Continue to assist by sharing materials and tips for managing paperwork and conserving energy.  Help focus on what has been accomplished and learned to this point.  Collaborate by jointly planning for open house/back to school night.  Assist in abandonment of unnecessary or ineffective routines and procedures.  Think aloud regarding parent conferences and first semester assessments and grading.  Assure your Credential Candidate that every educator experiences periods of disillusionment and everyone makes mistakes and feels insecurities.


PHASES = Rejuvenation


  • Make a Spring Break survival kit with magazines and novels, sunscreen, and chocolate candy.
  • Encourage new teachers to communicate to students how well they are prepared for both the content and process of the standardized testing.
  • Have the new teaqcher explain once again to students the pupose of these tests and how they are different from their usual classroom assessments.
  • Discuss how collaboration between general educators and special educators is working and help solve any problems that have surfaced.
  • Just before standardized testing events, review the policies and procedures for administering the assessments.
  • Remind new teacher to keep parents informed of changes in student work or behavior.  Suggest that they make at least as many positive parent contacts as they do negative contacts.


Lillys of the Valley.jpg

PHASES - Reflection

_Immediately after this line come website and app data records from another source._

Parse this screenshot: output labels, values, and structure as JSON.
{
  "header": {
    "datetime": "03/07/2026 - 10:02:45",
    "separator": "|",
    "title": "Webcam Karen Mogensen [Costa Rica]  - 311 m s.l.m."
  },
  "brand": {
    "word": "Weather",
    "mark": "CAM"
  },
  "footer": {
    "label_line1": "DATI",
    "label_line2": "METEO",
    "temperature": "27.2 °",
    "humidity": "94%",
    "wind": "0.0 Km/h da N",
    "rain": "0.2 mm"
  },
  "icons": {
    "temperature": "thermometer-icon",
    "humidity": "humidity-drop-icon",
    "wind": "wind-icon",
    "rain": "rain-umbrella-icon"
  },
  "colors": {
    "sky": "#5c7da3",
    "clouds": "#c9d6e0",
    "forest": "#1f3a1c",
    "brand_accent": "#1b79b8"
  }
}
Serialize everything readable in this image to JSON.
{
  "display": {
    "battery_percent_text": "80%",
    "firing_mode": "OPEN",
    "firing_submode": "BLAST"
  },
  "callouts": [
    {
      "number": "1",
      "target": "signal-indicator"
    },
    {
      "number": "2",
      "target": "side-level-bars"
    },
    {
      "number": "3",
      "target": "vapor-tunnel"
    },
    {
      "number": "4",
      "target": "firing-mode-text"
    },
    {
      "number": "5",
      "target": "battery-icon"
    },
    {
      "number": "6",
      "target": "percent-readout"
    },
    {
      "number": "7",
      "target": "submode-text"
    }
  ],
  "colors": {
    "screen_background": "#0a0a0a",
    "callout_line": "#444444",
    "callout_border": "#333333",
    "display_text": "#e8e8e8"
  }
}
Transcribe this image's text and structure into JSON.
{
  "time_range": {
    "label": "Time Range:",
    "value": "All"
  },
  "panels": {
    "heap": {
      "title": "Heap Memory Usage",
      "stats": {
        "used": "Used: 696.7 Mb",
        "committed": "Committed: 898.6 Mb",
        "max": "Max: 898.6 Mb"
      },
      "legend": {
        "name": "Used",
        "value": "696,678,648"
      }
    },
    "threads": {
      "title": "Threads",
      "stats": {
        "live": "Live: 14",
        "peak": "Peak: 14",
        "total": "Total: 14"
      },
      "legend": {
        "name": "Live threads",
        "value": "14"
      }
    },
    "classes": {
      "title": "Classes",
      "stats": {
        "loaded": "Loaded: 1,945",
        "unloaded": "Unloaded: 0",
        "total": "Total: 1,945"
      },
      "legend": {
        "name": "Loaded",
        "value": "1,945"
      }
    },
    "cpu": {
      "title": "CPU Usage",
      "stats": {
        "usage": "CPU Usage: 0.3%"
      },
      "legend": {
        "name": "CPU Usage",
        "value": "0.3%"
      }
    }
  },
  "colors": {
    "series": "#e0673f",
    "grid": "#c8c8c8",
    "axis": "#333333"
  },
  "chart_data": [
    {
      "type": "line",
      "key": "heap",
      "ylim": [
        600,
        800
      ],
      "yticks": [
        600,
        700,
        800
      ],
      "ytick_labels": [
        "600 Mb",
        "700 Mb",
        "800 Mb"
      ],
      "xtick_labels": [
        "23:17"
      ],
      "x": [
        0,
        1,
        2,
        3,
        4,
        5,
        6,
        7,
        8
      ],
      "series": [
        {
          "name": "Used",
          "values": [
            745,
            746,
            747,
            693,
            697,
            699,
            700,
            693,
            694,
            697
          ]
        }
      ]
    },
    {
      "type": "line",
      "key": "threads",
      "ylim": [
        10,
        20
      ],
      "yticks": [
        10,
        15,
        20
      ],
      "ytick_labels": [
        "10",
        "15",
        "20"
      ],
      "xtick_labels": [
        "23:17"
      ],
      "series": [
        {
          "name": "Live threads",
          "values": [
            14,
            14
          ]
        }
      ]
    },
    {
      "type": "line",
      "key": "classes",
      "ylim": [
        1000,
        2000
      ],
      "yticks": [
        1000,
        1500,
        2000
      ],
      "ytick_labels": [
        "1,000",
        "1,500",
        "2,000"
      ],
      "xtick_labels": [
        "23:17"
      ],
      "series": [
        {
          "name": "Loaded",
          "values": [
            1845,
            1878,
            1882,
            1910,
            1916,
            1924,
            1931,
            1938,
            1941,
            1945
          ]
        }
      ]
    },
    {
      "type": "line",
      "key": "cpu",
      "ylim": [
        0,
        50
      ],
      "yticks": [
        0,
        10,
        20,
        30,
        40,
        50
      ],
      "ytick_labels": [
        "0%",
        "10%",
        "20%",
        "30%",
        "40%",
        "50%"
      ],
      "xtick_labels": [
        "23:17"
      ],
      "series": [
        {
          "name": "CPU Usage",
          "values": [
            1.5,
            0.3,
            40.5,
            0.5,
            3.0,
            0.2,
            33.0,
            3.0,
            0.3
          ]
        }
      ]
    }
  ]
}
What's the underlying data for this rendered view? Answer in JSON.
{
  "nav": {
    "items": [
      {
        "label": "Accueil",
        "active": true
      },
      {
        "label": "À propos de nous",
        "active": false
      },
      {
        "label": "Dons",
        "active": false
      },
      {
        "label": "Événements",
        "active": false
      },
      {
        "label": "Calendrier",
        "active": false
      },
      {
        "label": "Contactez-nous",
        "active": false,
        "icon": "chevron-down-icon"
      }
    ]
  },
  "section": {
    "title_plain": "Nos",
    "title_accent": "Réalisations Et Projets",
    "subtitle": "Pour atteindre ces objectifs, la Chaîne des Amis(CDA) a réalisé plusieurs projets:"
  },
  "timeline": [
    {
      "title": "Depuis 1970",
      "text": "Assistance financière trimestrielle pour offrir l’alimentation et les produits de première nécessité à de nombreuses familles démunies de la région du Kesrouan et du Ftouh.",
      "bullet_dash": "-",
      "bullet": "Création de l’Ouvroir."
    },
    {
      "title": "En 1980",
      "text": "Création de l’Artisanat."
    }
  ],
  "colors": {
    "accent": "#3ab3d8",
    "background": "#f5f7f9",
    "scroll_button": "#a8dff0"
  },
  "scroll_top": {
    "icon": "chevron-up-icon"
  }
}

  • Schedule a reflecting conversation with your Credential Candidate.
  • Identify successes.
  • Since the date for the end of the school year varies, review both the May and June calendars for suggestions on mentoring around the close of the school year.
  • Be supportive of those Credential Candidates who, for whatever reason, are leavingyour school.
  • Encourage the Credential Candidate to participate in school and/or district level celebrations of the Induction program and the professional accomplishments of Credential Candidates and their Support Providers.
  • Facilitate connection-making between personal learnings and application to future decisions.
  • Assist in analyzing student performance data and exploring cause-effect relationships.
  • Do a final check for clarification on parent contacts and reports.
  • Encourage Credential Candidates to be positive about how well students are prepared for both the content and process of the testing.
  • Go over end-of-year procedures with the Credential Candidate.